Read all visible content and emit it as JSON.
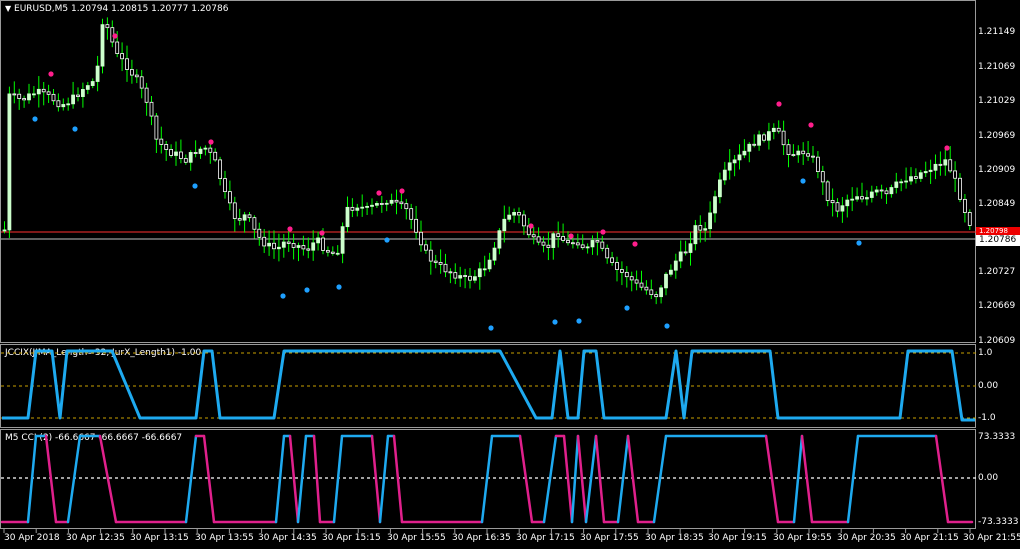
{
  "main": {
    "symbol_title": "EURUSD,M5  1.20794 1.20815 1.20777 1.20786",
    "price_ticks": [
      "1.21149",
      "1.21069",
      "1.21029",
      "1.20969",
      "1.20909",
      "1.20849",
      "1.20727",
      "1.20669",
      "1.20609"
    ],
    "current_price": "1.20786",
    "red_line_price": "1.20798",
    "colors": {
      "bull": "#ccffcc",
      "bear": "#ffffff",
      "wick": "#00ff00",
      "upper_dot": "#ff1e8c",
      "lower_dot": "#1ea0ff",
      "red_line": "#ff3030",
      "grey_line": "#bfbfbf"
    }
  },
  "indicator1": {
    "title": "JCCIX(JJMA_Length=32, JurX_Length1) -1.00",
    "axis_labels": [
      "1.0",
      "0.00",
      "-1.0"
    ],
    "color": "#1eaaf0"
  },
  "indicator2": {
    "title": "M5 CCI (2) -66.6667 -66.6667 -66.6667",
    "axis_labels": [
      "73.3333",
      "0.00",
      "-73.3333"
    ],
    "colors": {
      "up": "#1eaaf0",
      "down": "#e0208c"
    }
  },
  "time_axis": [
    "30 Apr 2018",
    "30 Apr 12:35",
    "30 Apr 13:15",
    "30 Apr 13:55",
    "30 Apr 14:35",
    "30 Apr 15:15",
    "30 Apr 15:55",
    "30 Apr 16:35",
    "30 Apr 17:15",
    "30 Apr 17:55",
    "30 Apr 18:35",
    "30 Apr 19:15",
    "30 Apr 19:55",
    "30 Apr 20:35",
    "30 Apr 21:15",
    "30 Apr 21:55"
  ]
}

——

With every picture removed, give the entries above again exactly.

Read all visible content and emit it as JSON.
{
  "main": {
    "symbol_title": "EURUSD,M5  1.20794 1.20815 1.20777 1.20786",
    "price_ticks": [
      "1.21149",
      "1.21069",
      "1.21029",
      "1.20969",
      "1.20909",
      "1.20849",
      "1.20727",
      "1.20669",
      "1.20609"
    ],
    "current_price": "1.20786",
    "red_line_price": "1.20798",
    "colors": {
      "bull": "#ccffcc",
      "bear": "#ffffff",
      "wick": "#00ff00",
      "upper_dot": "#ff1e8c",
      "lower_dot": "#1ea0ff",
      "red_line": "#ff3030",
      "grey_line": "#bfbfbf"
    }
  },
  "indicator1": {
    "title": "JCCIX(JJMA_Length=32, JurX_Length1) -1.00",
    "axis_labels": [
      "1.0",
      "0.00",
      "-1.0"
    ],
    "color": "#1eaaf0"
  },
  "indicator2": {
    "title": "M5 CCI (2) -66.6667 -66.6667 -66.6667",
    "axis_labels": [
      "73.3333",
      "0.00",
      "-73.3333"
    ],
    "colors": {
      "up": "#1eaaf0",
      "down": "#e0208c"
    }
  },
  "time_axis": [
    "30 Apr 2018",
    "30 Apr 12:35",
    "30 Apr 13:15",
    "30 Apr 13:55",
    "30 Apr 14:35",
    "30 Apr 15:15",
    "30 Apr 15:55",
    "30 Apr 16:35",
    "30 Apr 17:15",
    "30 Apr 17:55",
    "30 Apr 18:35",
    "30 Apr 19:15",
    "30 Apr 19:55",
    "30 Apr 20:35",
    "30 Apr 21:15",
    "30 Apr 21:55"
  ]
}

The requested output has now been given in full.